CHICAGO - A nationwide baby formula shortage has sent Illinois families scrambling. The shortage was initially linked to hypoallergenic formula, but has grown to most brands.
Now, stores like Walgreens, CVS and Target are putting a limit on how much formula shoppers can purchase.
For more than a month, Angela Konczak has been searching the internet for the only specialty formula her daughter can drink. Two-year-old Brooklin has a rare, genetic condition which makes her intolerant to most foods. Angela has paid two to three times the typical cost of the formula so that Brooklin can eat. It’s taking an extreme toll on the family’s finances.
They are not alone. Some patients at Lurie Children’s Hospital are also out of luck.
"We've seen significant weight loss in a number of our patients and in a rare cases we've actually had to hospitalize patients," said Dr. Joshua Wechsler with Lurie.
More than half of states have a 40 to 50 percent out-of-stock rate of all baby formula. The situation has grown so concerning that the White House Press Secretary addressed it Monday.
"Ensuring the availability of these products is also a priority for the FDA. And they're working around the clock to address any possible shortage," said press secretary Jen Psaki.
The shortage began with supply chain problems. Then, Illinois-based Abbott Nutrition had a voluntary formula recall when four infants became sic – two died.

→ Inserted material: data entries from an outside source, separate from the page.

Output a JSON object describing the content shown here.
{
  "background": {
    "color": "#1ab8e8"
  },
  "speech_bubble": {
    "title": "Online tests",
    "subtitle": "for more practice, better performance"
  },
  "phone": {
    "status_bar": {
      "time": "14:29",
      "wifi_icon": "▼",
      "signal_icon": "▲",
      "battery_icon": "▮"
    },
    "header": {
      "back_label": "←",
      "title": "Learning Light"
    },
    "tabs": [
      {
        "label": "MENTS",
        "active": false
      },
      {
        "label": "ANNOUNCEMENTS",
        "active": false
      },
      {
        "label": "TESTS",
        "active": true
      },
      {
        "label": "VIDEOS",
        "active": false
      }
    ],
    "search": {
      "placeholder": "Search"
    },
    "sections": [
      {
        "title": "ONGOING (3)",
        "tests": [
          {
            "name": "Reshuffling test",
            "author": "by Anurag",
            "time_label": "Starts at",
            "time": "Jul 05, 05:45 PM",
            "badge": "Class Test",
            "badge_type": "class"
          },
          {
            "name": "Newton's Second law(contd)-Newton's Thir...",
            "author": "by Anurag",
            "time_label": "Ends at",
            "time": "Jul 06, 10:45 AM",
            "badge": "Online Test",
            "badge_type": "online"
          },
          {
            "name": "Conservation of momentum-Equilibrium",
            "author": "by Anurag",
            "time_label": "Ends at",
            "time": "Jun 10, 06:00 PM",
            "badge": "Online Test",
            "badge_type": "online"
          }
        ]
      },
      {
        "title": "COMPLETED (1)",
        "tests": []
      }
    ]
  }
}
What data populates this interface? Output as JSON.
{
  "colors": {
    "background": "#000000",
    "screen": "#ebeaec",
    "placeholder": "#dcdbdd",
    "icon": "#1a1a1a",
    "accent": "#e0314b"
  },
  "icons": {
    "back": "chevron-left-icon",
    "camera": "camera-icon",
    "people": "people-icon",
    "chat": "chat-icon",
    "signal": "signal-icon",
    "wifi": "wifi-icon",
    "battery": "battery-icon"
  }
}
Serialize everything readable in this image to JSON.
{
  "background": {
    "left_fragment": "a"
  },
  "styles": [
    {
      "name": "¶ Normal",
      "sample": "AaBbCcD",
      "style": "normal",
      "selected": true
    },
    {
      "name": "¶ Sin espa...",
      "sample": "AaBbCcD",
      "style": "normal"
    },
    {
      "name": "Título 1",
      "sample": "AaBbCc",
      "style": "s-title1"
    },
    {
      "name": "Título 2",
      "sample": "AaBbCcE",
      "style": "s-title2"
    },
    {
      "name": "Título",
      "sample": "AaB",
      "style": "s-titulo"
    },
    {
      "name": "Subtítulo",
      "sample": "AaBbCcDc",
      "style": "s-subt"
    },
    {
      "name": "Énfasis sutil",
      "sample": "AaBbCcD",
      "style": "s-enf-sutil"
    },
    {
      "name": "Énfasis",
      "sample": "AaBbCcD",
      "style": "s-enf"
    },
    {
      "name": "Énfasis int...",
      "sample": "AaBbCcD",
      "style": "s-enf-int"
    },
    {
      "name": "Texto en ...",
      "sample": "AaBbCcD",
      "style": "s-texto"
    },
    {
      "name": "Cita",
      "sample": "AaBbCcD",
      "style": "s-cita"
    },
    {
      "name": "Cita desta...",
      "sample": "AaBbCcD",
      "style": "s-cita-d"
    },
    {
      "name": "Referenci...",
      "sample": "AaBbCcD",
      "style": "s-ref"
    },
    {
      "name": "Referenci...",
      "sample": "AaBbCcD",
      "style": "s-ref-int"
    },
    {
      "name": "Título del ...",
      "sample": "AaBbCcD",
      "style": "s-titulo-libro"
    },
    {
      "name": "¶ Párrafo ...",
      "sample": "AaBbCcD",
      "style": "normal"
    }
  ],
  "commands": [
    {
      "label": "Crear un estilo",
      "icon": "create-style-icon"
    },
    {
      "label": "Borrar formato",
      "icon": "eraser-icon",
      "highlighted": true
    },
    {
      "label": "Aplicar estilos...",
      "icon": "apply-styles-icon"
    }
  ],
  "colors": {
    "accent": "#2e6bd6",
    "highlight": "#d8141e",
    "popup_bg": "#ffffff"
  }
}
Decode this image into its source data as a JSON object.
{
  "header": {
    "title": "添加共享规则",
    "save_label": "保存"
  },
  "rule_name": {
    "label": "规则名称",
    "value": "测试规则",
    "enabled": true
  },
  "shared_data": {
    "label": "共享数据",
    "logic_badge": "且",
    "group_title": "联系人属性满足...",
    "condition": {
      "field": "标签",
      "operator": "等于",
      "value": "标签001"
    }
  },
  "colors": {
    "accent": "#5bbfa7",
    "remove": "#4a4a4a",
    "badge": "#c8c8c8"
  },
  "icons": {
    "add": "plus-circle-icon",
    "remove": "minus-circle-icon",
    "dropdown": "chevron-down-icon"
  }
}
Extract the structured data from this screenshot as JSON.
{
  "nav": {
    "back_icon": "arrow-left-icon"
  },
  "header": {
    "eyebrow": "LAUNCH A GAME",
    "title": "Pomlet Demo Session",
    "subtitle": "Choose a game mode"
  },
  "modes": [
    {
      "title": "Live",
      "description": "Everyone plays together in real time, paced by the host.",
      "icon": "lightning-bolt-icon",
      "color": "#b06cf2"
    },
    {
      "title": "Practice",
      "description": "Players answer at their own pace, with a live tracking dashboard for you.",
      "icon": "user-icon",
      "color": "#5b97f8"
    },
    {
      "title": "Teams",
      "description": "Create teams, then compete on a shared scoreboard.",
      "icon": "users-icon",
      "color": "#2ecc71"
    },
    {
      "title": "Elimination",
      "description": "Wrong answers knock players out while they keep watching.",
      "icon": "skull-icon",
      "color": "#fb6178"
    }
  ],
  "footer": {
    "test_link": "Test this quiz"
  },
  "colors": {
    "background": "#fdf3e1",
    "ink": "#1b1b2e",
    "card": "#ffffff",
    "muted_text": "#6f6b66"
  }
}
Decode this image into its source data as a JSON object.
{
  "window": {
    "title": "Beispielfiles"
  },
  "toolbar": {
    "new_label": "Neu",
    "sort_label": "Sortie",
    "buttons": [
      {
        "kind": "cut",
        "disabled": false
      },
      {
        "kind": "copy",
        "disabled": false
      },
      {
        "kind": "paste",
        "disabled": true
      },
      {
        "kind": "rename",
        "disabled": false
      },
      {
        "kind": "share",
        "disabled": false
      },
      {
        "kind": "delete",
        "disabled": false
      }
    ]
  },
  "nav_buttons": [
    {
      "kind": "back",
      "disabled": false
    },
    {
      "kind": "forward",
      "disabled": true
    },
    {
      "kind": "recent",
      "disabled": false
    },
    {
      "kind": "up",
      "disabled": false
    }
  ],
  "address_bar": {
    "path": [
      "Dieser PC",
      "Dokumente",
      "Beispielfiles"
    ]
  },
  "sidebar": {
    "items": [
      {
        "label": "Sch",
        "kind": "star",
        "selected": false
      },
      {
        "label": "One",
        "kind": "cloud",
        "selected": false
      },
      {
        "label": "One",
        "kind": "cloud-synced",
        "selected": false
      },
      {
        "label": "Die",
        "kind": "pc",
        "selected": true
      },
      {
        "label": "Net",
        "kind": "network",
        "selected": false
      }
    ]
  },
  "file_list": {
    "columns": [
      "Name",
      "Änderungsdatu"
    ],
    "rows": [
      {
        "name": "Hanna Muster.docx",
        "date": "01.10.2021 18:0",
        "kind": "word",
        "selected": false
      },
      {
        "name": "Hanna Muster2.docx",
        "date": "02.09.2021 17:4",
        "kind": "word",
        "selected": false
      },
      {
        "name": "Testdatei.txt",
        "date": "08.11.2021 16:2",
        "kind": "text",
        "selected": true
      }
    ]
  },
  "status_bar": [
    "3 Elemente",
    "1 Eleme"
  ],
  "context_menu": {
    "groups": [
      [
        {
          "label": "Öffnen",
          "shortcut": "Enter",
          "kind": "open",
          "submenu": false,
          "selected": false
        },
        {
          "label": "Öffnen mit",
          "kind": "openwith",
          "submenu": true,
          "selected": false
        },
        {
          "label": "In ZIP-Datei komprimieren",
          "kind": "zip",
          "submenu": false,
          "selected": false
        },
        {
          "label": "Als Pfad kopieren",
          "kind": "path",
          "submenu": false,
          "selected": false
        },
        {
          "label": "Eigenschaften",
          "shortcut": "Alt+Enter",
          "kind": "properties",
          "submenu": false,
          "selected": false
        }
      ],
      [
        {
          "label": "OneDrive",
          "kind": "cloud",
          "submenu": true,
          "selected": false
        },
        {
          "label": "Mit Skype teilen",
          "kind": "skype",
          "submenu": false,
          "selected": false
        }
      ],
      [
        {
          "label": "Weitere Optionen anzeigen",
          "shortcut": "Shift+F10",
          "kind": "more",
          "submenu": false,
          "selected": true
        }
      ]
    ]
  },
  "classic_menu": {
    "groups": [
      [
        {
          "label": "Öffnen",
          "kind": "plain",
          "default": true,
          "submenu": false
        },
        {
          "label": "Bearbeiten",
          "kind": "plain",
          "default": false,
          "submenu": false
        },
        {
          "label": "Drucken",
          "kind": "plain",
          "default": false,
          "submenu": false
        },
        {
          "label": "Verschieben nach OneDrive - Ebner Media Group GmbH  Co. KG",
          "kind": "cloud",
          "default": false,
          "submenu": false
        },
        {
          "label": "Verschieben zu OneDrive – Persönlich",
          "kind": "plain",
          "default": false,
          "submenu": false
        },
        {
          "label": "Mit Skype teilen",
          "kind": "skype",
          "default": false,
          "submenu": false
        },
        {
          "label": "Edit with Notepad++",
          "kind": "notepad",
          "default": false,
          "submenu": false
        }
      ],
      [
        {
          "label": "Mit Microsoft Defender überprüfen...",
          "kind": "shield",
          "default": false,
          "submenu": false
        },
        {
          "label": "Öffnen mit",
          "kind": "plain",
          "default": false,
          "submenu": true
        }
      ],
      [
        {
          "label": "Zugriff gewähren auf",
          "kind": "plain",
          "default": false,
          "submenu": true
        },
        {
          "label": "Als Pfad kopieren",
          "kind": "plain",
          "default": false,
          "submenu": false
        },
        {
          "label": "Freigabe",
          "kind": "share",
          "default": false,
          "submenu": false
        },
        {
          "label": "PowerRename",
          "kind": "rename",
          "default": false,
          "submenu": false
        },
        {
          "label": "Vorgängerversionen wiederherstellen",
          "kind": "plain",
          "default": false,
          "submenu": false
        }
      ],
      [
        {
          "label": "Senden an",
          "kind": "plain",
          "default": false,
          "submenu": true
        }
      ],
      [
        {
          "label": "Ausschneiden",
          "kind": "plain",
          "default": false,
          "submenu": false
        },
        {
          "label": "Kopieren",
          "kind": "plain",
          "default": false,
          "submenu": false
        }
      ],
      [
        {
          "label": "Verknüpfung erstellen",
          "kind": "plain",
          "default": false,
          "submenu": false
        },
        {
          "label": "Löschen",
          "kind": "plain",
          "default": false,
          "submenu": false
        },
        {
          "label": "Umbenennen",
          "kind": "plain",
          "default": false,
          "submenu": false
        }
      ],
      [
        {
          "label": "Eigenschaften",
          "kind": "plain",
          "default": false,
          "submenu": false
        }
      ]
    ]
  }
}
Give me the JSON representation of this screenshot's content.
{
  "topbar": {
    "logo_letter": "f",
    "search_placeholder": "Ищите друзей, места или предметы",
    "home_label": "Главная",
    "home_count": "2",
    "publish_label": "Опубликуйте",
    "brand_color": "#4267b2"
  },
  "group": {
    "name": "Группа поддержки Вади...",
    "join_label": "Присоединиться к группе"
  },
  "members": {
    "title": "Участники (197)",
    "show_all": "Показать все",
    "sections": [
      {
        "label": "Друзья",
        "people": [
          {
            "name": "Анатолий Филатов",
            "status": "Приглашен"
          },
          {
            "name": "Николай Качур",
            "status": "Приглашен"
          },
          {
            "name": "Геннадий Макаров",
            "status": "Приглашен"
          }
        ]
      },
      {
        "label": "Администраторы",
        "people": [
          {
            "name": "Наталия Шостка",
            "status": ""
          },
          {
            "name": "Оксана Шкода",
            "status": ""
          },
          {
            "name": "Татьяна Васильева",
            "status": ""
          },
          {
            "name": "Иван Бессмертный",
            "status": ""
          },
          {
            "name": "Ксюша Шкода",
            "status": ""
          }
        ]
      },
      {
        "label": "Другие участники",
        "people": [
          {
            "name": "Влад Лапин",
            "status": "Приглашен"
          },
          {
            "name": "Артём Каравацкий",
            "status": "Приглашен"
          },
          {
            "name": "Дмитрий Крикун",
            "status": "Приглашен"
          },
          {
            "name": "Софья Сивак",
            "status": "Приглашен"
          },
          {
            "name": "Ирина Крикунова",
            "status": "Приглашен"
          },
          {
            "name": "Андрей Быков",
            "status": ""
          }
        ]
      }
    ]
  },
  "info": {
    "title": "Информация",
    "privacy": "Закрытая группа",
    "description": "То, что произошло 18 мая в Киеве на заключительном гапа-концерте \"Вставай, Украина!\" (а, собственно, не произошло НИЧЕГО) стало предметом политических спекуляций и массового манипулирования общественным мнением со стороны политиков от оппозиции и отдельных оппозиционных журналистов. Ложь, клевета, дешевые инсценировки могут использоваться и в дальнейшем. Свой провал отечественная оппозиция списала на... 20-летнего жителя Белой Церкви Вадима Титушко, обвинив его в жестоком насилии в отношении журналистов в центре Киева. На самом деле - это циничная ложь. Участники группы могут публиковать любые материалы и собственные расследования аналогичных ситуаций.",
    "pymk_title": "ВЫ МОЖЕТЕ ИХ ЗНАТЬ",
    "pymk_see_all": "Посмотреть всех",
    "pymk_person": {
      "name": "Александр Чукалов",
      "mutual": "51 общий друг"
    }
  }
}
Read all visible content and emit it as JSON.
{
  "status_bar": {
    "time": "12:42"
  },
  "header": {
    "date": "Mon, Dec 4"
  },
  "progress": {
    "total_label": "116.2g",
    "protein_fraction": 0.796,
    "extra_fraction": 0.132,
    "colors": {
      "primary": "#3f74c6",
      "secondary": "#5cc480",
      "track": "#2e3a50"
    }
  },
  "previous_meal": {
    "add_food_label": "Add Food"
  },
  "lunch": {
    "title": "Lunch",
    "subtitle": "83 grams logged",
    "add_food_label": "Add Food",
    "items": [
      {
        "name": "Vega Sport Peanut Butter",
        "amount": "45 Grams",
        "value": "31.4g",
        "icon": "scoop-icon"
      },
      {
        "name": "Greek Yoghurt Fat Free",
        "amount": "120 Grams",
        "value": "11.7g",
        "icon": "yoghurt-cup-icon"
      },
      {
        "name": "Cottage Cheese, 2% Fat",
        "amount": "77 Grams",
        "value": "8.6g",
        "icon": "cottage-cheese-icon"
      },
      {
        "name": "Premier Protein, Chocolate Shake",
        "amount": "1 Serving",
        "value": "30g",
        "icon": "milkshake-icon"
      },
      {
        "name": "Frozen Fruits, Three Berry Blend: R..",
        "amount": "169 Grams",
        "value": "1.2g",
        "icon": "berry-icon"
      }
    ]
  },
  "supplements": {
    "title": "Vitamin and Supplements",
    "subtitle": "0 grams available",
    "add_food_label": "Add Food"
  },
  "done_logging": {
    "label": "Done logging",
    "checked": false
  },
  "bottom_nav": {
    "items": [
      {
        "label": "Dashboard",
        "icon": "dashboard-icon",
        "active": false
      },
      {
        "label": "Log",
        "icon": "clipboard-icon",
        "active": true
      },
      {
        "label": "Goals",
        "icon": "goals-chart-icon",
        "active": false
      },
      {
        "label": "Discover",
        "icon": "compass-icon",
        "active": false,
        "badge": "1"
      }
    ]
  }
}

The FDA in March announced that Abbott’s Sturgis, Michigan plant failed to maintain sanitary conditions. In a statement, Abbott Nutrition said they are working with the FDA to fix the problems and are ramping up infant formula production at other facilities.
Doctors recommend buying formula directly from manufacturers, if you are struggling to find it. Chicago-area families that have children who require specialized formula can also contact the Cured Foundation. The organization connects families with others who have extra formula.
Brooklin’s family has launched a GoFundMe page to assist with purchasing formula.